To do
Wherever a line of the records contains "role", copy that line.

Listed entries
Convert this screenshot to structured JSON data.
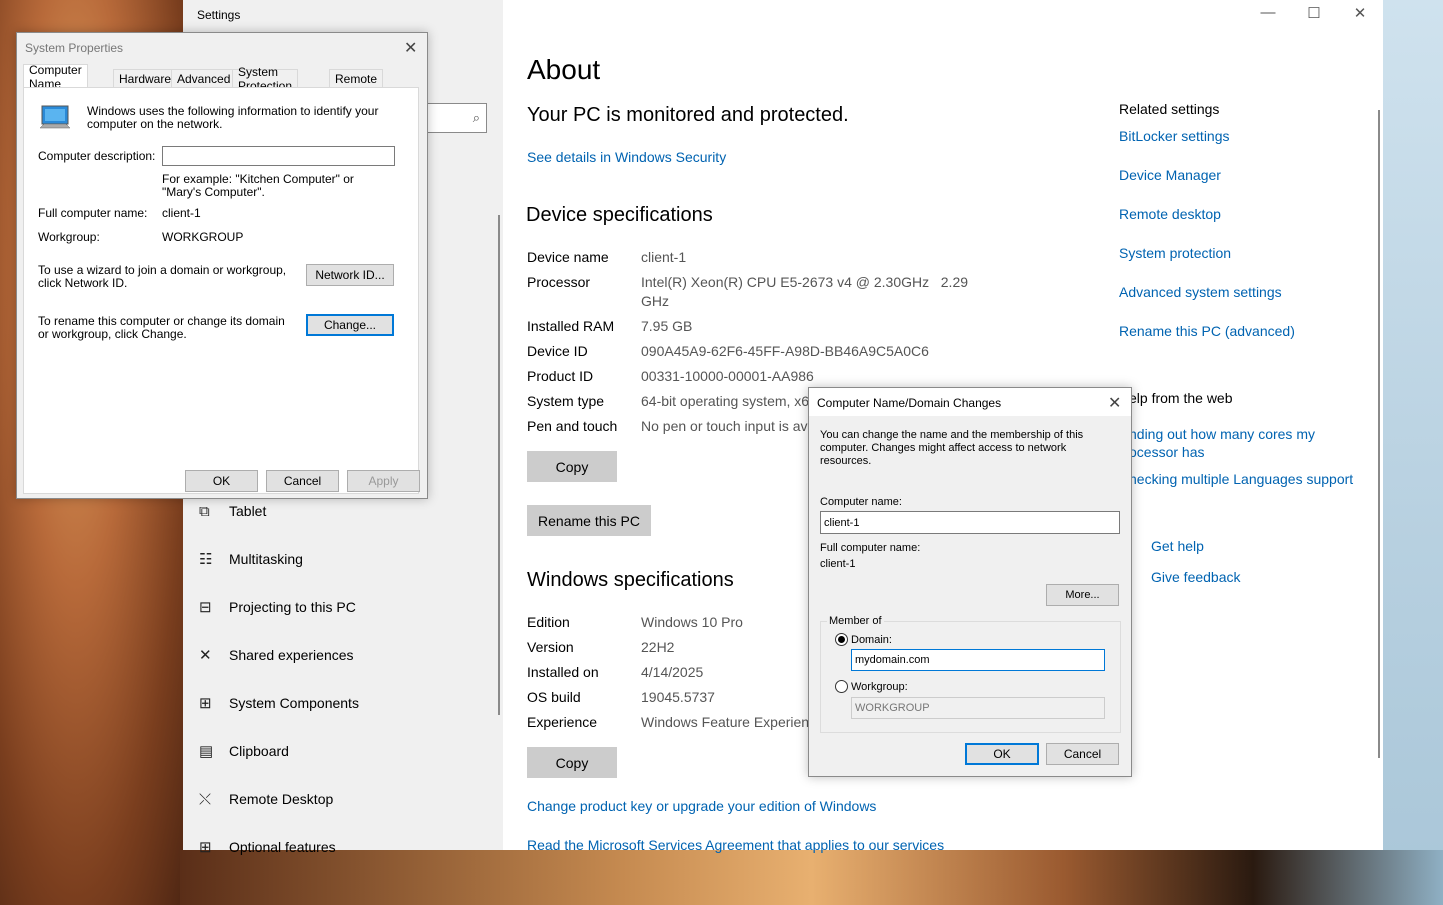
{
  "settings": {
    "title": "Settings",
    "search_icon": "search-icon",
    "nav": [
      {
        "label": "Tablet",
        "icon": "tablet-icon",
        "glyph": "⧉"
      },
      {
        "label": "Multitasking",
        "icon": "multitasking-icon",
        "glyph": "☷"
      },
      {
        "label": "Projecting to this PC",
        "icon": "projecting-icon",
        "glyph": "⊟"
      },
      {
        "label": "Shared experiences",
        "icon": "shared-experiences-icon",
        "glyph": "✕"
      },
      {
        "label": "System Components",
        "icon": "system-components-icon",
        "glyph": "⊞"
      },
      {
        "label": "Clipboard",
        "icon": "clipboard-icon",
        "glyph": "▤"
      },
      {
        "label": "Remote Desktop",
        "icon": "remote-desktop-icon",
        "glyph": "⤬"
      },
      {
        "label": "Optional features",
        "icon": "optional-features-icon",
        "glyph": "⊞"
      }
    ],
    "window_controls": {
      "minimize": "—",
      "maximize": "☐",
      "close": "✕"
    }
  },
  "about": {
    "heading": "About",
    "monitored": "Your PC is monitored and protected.",
    "security_link": "See details in Windows Security",
    "device_heading": "Device specifications",
    "device_specs": [
      {
        "key": "Device name",
        "value": "client-1"
      },
      {
        "key": "Processor",
        "value": "Intel(R) Xeon(R) CPU E5-2673 v4 @ 2.30GHz   2.29",
        "value2": "GHz"
      },
      {
        "key": "Installed RAM",
        "value": "7.95 GB"
      },
      {
        "key": "Device ID",
        "value": "090A45A9-62F6-45FF-A98D-BB46A9C5A0C6"
      },
      {
        "key": "Product ID",
        "value": "00331-10000-00001-AA986"
      },
      {
        "key": "System type",
        "value": "64-bit operating system, x6"
      },
      {
        "key": "Pen and touch",
        "value": "No pen or touch input is av"
      }
    ],
    "copy_label": "Copy",
    "rename_label": "Rename this PC",
    "windows_heading": "Windows specifications",
    "windows_specs": [
      {
        "key": "Edition",
        "value": "Windows 10 Pro"
      },
      {
        "key": "Version",
        "value": "22H2"
      },
      {
        "key": "Installed on",
        "value": "4/14/2025"
      },
      {
        "key": "OS build",
        "value": "19045.5737"
      },
      {
        "key": "Experience",
        "value": "Windows Feature Experienc"
      }
    ],
    "copy2_label": "Copy",
    "product_key_link": "Change product key or upgrade your edition of Windows",
    "msa_link": "Read the Microsoft Services Agreement that applies to our services"
  },
  "related": {
    "heading": "Related settings",
    "links": [
      "BitLocker settings",
      "Device Manager",
      "Remote desktop",
      "System protection",
      "Advanced system settings",
      "Rename this PC (advanced)"
    ],
    "help_heading": "elp from the web",
    "help_links": [
      "nding out how many cores my",
      "ocessor has",
      "hecking multiple Languages support"
    ],
    "get_help": "Get help",
    "give_feedback": "Give feedback"
  },
  "sysprops": {
    "title": "System Properties",
    "tabs": [
      "Computer Name",
      "Hardware",
      "Advanced",
      "System Protection",
      "Remote"
    ],
    "intro": "Windows uses the following information to identify your computer on the network.",
    "desc_label": "Computer description:",
    "desc_value": "",
    "example": "For example: \"Kitchen Computer\" or \"Mary's Computer\".",
    "full_name_label": "Full computer name:",
    "full_name_value": "client-1",
    "workgroup_label": "Workgroup:",
    "workgroup_value": "WORKGROUP",
    "network_text": "To use a wizard to join a domain or workgroup, click Network ID.",
    "network_btn": "Network ID...",
    "rename_text": "To rename this computer or change its domain or workgroup, click Change.",
    "change_btn": "Change...",
    "ok": "OK",
    "cancel": "Cancel",
    "apply": "Apply"
  },
  "domain_dialog": {
    "title": "Computer Name/Domain Changes",
    "intro": "You can change the name and the membership of this computer. Changes might affect access to network resources.",
    "name_label": "Computer name:",
    "name_value": "client-1",
    "full_label": "Full computer name:",
    "full_value": "client-1",
    "more_btn": "More...",
    "member_of": "Member of",
    "domain_label": "Domain:",
    "domain_value": "mydomain.com",
    "workgroup_label": "Workgroup:",
    "workgroup_value": "WORKGROUP",
    "ok": "OK",
    "cancel": "Cancel"
  }
}
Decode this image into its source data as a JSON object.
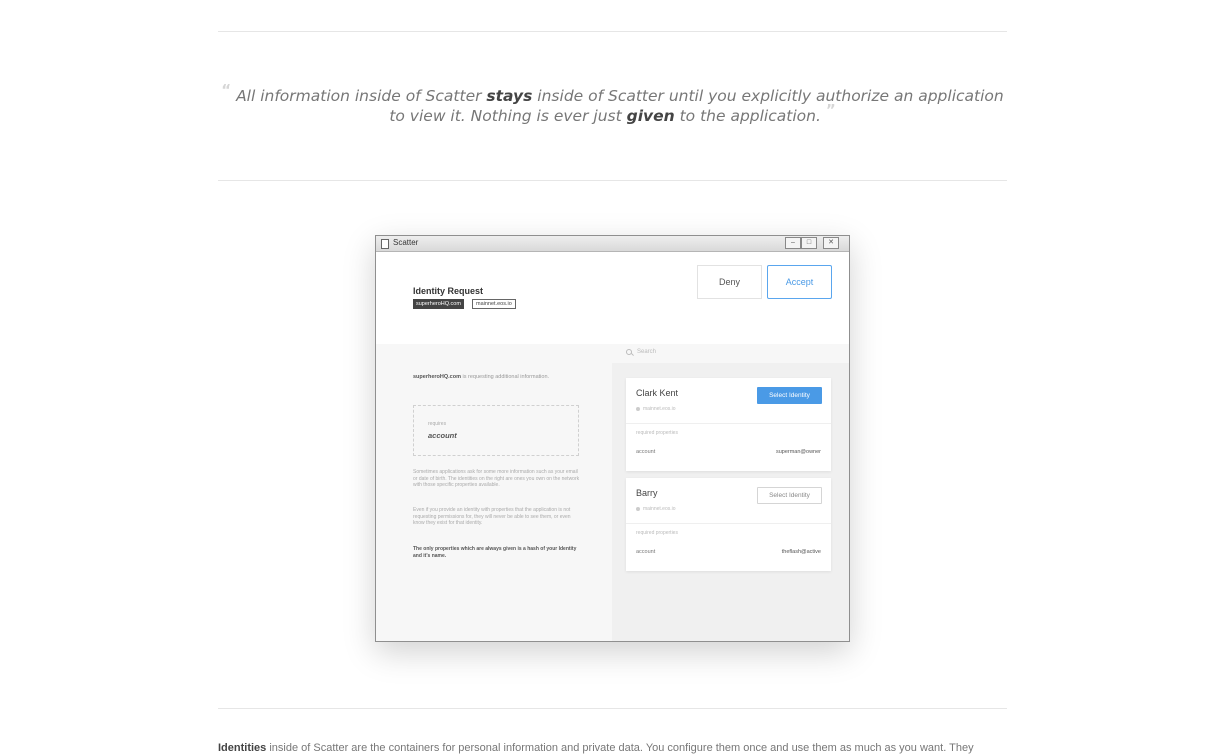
{
  "quote": {
    "part1": "All information inside of Scatter ",
    "bold1": "stays",
    "part2": " inside of Scatter until you explicitly authorize an application to view it. Nothing is ever just ",
    "bold2": "given",
    "part3": " to the application.",
    "open_mark": "“",
    "close_mark": "”"
  },
  "window": {
    "title": "Scatter",
    "controls": {
      "minimize": "–",
      "maximize": "□",
      "close": "✕"
    },
    "header": {
      "title": "Identity Request",
      "origin_tag": "superheroHQ.com",
      "network_tag": "mainnet.eos.io",
      "deny_label": "Deny",
      "accept_label": "Accept"
    },
    "left": {
      "requester": "superheroHQ.com",
      "requesting_text": " is requesting additional information.",
      "requires_label": "requires",
      "requires_value": "account",
      "para1": "Sometimes applications ask for some more information such as your email or date of birth. The identities on the right are ones you own on the network with those specific properties available.",
      "para2": "Even if you provide an identity with properties that the application is not requesting permissions for, they will never be able to see them, or even know they exist for that identity.",
      "para3": "The only properties which are always given is a hash of your Identity and it's name."
    },
    "right": {
      "search_placeholder": "Search",
      "identities": [
        {
          "name": "Clark Kent",
          "network": "mainnet.eos.io",
          "button": "Select Identity",
          "required_label": "required properties",
          "key": "account",
          "value": "superman@owner"
        },
        {
          "name": "Barry",
          "network": "mainnet.eos.io",
          "button": "Select Identity",
          "required_label": "required properties",
          "key": "account",
          "value": "theflash@active"
        }
      ]
    }
  },
  "bottom": {
    "bold": "Identities",
    "text": " inside of Scatter are the containers for personal information and private data. You configure them once and use them as much as you want. They"
  },
  "colors": {
    "accent": "#4a9ae6"
  }
}
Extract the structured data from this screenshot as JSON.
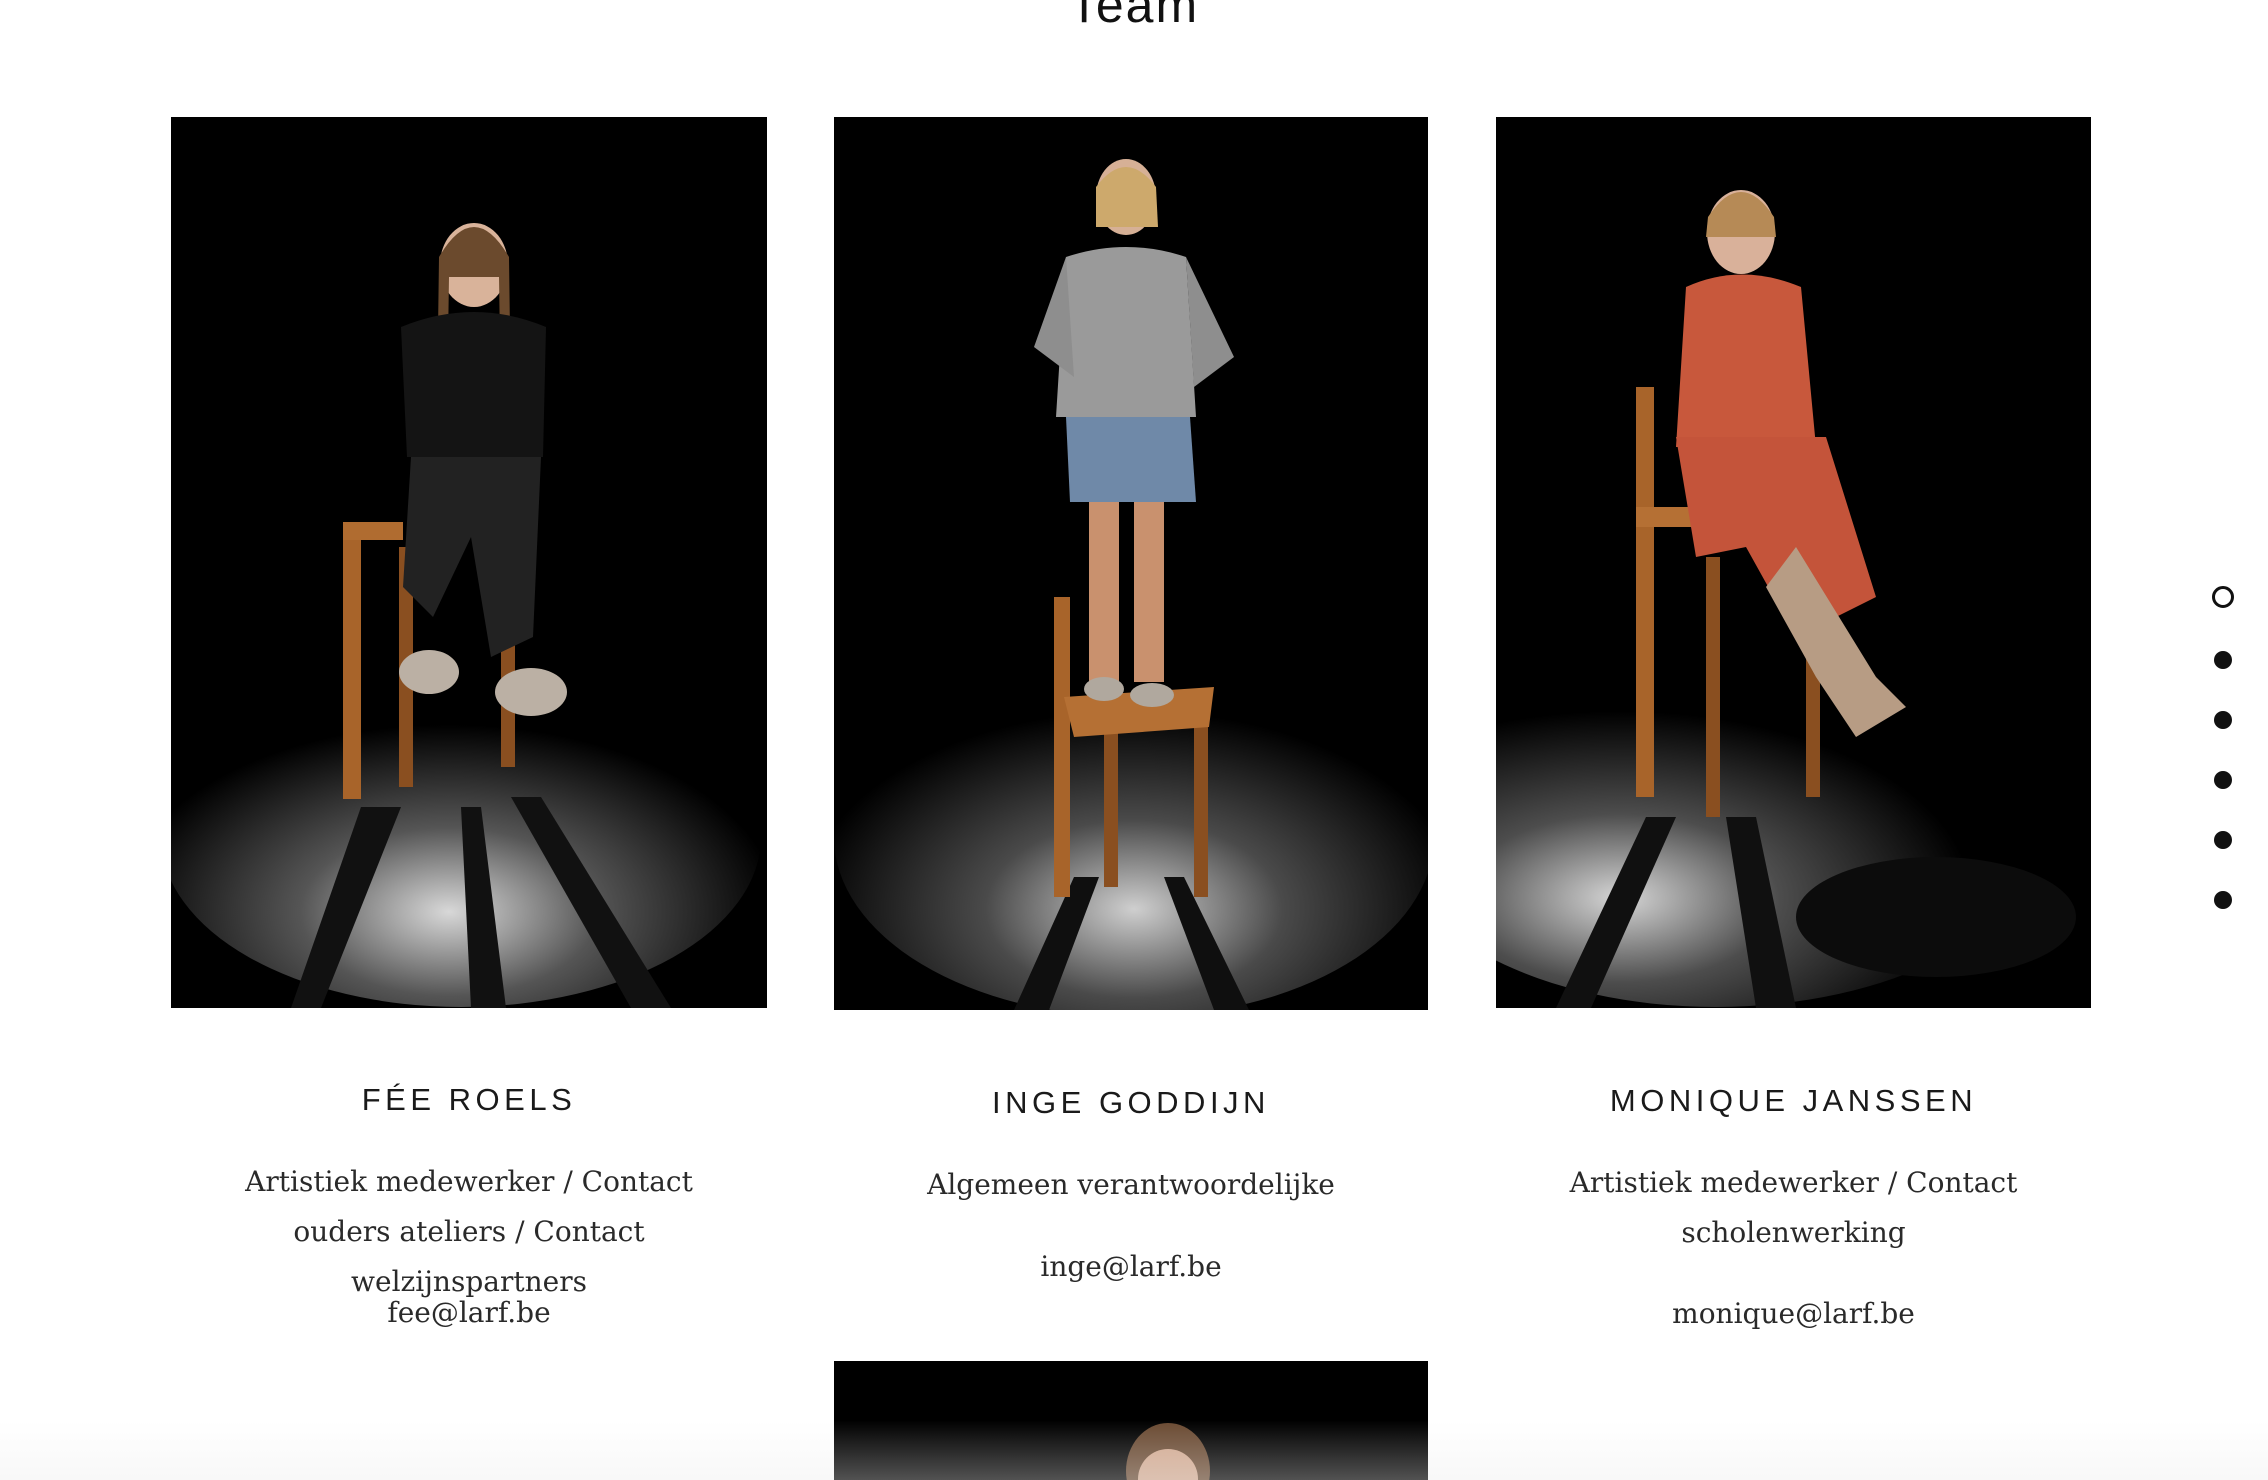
{
  "section": {
    "title": "Team"
  },
  "team": [
    {
      "name": "FÉE ROELS",
      "role": "Artistiek medewerker / Contact ouders ateliers / Contact welzijnspartners",
      "email": "fee@larf.be"
    },
    {
      "name": "INGE GODDIJN",
      "role": "Algemeen verantwoordelijke",
      "email": "inge@larf.be"
    },
    {
      "name": "MONIQUE JANSSEN",
      "role": "Artistiek medewerker / Contact scholenwerking",
      "email": "monique@larf.be"
    }
  ],
  "dot_nav": {
    "count": 6,
    "active_index": 0
  },
  "colors": {
    "text": "#1a1a1a",
    "photo_bg": "#000000",
    "dress": "#c8583c"
  }
}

Reply to the exercise
      "role": "Artistiek medewerker / Contact ouders ateliers / Contact welzijnspartners",
      "role": "Algemeen verantwoordelijke",
      "role": "Artistiek medewerker / Contact scholenwerking",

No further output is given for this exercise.